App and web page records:
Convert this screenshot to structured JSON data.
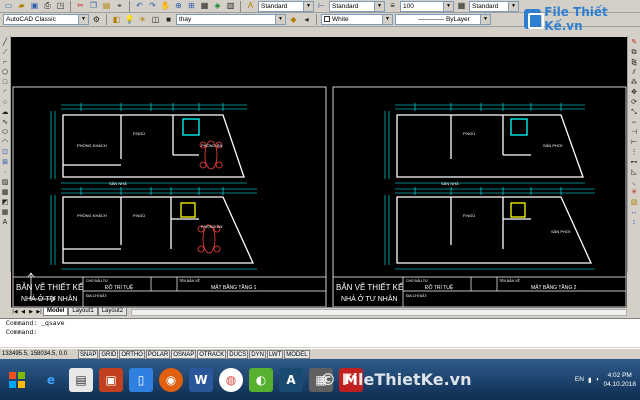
{
  "toolbar1": {
    "workspace": "AutoCAD Classic",
    "text_style": "Standard",
    "dim_style": "Standard",
    "lineweight_value": "100",
    "table_style": "Standard"
  },
  "toolbar2": {
    "layer": "thay",
    "color": "White",
    "linetype": "ByLayer"
  },
  "logo": {
    "text": "File Thiết Kế.vn"
  },
  "drawings": [
    {
      "title_line1": "BẢN VẼ THIẾT KẾ",
      "title_line2": "NHÀ Ở TƯ NHÂN",
      "owner_label": "CHỦ ĐẦU TƯ",
      "owner": "ĐỖ TRÍ TUỆ",
      "sheet_label": "TÊN BẢN VẼ",
      "sheet": "MẶT BẰNG TẦNG 1",
      "address_label": "ĐỊA CHỈ ĐẤT:",
      "rooms": {
        "top_living": "PHÒNG KHÁCH",
        "top_bed": "P.NGỦ",
        "top_wc": "PHÒNG ĂN",
        "yard": "SÂN NHÀ",
        "bottom_living": "PHÒNG KHÁCH",
        "bottom_bed": "P.NGỦ",
        "bottom_wc": "PHÒNG ĂN"
      }
    },
    {
      "title_line1": "BẢN VẼ THIẾT KẾ",
      "title_line2": "NHÀ Ở TƯ NHÂN",
      "owner_label": "CHỦ ĐẦU TƯ",
      "owner": "ĐỖ TRÍ TUỆ",
      "sheet_label": "TÊN BẢN VẼ",
      "sheet": "MẶT BẰNG TẦNG 2",
      "address_label": "ĐỊA CHỈ ĐẤT:",
      "rooms": {
        "top_living": "",
        "top_bed": "P.NGỦ",
        "top_wc": "SÂN PHƠI",
        "yard": "SÂN NHÀ",
        "bottom_living": "",
        "bottom_bed": "P.NGỦ",
        "bottom_wc": "SÂN PHƠI"
      }
    }
  ],
  "tabs": [
    "Model",
    "Layout1",
    "Layout2"
  ],
  "command": {
    "line1": "Command: _qsave",
    "line2": "Command:"
  },
  "status": {
    "coords": "133495.5, 158034.5, 0.0",
    "modes": [
      "SNAP",
      "GRID",
      "ORTHO",
      "POLAR",
      "OSNAP",
      "OTRACK",
      "DUCS",
      "DYN",
      "LWT",
      "MODEL"
    ]
  },
  "taskbar": {
    "lang": "EN",
    "time": "4:02 PM",
    "date": "04.10.2018",
    "watermark": "© FileThietKe.vn"
  },
  "colors": {
    "canvas": "#000000",
    "walls": "#ffffff",
    "dims": "#00ffff",
    "accent": "#ff0000",
    "stairs": "#ffff00"
  }
}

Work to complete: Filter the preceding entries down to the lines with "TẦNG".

Result for this exercise:
      "sheet": "MẶT BẰNG TẦNG 1",
      "sheet": "MẶT BẰNG TẦNG 2",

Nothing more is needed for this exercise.